Australian researchers are getting ready to begin trials of a new fully implantable bionic eye system.
The Phoenix 99 bionic eye was developed by scientists at the University of New South Wales (UNSW). The eye works through nerve stimulation.
With the aim of helping people with Retinitis pigmentosa (RP), scientists at UNSW have been researching bionic eye technology. RP refers to the group of diseases that causes retinal degeneration. People with RP experience a gradual decline in their vision. Costly medication available in only developed countries can slow its progress, but scientists have yet to find a way to reverse the degeneration.
Bionic vision can help in restoring vision to people affected by RP.
A high-tech chip is inserted through a small incision made in the eye. Patients are made to wear glasses; these glasses have special cameras which capture the image signals. These image signals stimulate the nerve cells in the retina and send signals to the visual cortex of the brain.
The required surgery takes about 2 to 3 hours.
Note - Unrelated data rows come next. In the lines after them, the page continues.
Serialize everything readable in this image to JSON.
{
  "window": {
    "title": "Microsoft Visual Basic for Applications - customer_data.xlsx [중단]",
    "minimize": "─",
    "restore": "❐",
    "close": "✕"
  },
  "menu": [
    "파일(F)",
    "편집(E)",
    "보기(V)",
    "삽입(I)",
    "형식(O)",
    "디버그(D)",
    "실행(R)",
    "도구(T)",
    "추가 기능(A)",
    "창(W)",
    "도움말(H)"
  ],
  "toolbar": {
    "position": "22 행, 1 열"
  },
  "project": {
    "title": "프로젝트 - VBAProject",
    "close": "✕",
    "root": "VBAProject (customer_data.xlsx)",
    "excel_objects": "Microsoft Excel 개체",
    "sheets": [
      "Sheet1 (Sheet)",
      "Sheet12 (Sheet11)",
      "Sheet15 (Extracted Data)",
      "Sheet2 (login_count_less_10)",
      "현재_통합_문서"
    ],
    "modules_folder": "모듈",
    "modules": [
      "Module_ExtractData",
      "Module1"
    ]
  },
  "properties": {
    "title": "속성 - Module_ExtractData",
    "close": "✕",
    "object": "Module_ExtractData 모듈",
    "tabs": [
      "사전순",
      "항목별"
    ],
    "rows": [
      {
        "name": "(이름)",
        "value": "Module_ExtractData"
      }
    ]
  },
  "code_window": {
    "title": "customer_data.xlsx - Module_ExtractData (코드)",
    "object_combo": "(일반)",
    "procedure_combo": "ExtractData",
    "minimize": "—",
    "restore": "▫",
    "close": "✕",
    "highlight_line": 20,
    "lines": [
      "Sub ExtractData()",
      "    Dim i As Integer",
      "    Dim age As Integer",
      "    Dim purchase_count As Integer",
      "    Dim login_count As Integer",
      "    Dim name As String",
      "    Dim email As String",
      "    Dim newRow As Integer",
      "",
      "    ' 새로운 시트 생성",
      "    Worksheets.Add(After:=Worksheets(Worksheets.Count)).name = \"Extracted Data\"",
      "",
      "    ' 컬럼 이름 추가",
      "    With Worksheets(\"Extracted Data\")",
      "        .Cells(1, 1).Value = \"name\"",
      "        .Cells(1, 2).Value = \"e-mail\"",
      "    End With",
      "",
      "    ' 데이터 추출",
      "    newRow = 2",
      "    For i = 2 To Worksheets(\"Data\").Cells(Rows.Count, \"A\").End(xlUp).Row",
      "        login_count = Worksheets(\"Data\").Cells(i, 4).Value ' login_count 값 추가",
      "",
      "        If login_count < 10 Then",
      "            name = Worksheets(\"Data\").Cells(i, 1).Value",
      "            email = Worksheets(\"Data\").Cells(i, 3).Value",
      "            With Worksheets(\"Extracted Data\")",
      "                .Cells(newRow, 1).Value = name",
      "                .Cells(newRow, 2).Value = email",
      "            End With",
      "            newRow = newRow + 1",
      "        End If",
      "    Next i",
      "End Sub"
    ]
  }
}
A small disc that goes behind the ear transmits power and data to the device, which in turn sends signals to the visual cortex of the brain.